So here’s to keeping things simple. Peek at these lists of the major players before you plunge into the fine details.

If you’re a strength athlete:

  • Have you followed a well-constructed training plan for a solid block of time? I’m not talking weeks – I’m talking months of consistent hard work with a plan to see the fruits of your labor.

If you’re an endurance athlete: 

  • Do you include a progressive strength and power training scheme in your yearly sport planning?
  • Are you eating nutrient dense foods for overall performance and health?
  • Do you appropriately fuel your workouts and understand the roles of protein, carbs, and fats in health and your sport?
  • Do you include workouts for endurance, tempo, and power?
  • Have you spent time building your base, and do you know how and when to plan these workouts in the scope of a training year? If not, the aerobars will not help you enough. Hire a performance coach or get mentoring from more experienced athletes in your sport.  

If you’re losing fat:

  • Have you tracked your calories if you notice that you can’t lose weight?
  • Do you weigh your food to see exactly what you’re taking in?
  • How well honed is your understanding of appropriate portions for your body’s needs, and what kinds of foods will keep you full, fueled, and in a calorie deficit?
  • Do you know how to incorporate more whole foods into your diet?
  • Are you getting adequate protein into your days?

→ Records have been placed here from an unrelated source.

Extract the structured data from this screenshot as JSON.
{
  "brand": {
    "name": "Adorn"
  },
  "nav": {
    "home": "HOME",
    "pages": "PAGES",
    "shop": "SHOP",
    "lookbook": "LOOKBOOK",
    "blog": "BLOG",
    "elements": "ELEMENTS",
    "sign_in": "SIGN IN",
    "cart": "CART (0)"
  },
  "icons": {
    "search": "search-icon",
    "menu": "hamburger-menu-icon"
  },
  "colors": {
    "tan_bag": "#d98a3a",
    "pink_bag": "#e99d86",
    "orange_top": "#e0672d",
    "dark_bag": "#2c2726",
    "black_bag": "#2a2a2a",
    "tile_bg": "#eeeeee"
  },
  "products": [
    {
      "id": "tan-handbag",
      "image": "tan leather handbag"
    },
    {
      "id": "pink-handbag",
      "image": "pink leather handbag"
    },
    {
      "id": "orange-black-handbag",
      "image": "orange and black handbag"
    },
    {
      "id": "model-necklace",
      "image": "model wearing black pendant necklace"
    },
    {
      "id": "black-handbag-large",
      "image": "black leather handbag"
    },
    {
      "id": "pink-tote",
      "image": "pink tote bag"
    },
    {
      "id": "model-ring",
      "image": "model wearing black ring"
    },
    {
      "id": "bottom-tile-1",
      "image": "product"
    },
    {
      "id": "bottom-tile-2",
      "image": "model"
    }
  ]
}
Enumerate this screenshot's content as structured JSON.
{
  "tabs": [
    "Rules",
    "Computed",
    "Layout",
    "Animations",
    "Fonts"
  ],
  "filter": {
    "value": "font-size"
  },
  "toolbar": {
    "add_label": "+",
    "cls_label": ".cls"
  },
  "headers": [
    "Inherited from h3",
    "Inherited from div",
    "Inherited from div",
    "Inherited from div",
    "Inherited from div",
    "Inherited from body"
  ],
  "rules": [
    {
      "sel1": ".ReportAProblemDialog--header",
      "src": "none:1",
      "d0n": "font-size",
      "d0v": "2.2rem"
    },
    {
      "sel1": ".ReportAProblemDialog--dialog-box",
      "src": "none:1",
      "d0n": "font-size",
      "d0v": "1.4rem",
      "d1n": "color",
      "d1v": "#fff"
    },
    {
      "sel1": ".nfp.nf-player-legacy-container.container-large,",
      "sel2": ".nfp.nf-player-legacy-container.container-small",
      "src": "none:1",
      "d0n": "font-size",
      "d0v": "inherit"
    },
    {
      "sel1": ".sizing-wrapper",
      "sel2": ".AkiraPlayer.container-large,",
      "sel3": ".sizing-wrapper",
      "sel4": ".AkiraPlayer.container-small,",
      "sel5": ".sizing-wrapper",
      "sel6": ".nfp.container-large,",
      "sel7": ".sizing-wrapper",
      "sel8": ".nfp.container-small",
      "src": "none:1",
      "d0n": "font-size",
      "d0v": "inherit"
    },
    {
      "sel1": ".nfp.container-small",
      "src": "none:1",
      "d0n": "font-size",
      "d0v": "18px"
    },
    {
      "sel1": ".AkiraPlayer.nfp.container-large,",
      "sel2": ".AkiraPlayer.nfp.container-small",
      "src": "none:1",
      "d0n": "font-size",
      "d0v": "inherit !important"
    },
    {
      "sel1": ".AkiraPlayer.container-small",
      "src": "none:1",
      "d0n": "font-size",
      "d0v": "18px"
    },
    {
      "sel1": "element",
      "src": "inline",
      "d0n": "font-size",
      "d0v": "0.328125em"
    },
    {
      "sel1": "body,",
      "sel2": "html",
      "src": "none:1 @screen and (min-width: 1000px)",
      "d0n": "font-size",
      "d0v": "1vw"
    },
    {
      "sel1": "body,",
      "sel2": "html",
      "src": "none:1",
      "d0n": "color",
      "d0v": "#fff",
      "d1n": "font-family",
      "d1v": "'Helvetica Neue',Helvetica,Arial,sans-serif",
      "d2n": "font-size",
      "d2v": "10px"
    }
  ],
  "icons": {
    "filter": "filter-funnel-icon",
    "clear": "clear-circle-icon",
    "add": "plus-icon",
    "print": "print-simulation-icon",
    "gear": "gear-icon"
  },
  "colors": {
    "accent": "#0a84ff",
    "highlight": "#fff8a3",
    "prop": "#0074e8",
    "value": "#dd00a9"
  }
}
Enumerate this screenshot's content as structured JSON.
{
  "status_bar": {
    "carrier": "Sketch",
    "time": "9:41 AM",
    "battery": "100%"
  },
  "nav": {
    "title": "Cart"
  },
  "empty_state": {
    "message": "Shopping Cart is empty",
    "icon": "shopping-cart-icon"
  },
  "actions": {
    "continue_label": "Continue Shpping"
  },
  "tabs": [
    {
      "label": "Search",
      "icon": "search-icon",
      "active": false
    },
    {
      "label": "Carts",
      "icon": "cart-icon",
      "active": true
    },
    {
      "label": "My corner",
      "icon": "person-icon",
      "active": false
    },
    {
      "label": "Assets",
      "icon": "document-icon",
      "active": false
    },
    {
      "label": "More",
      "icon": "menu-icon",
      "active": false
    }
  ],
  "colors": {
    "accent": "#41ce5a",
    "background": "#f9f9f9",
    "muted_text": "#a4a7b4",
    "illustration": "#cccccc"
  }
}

If you want to begin lead a generally healthier life: 

  • Are you exercising regularly most days of the week?
  • Do you eat plenty of fruits and vegetables, lean protein, healthy fats, and whole grains? If so, high five. If not, start working on these habits instead of worrying about minor supplementation or optimal workout designs.

There is a place for using high-level tactics in your training and nutrition. If you’ve put in the time in your sport and want to squeeze out even more improvement, small tweaks to your training, nutrition, and gear can absolutely help you. If you’re already very lean and want to achieve advanced aesthetic goals, you probably need to investigate some advanced strategies for accomplishing your goals.

Just make sure you haven’t skipped over the steps that make the biggest difference for improving your efforts. Work hard, be smart, and keep things as simple as possible.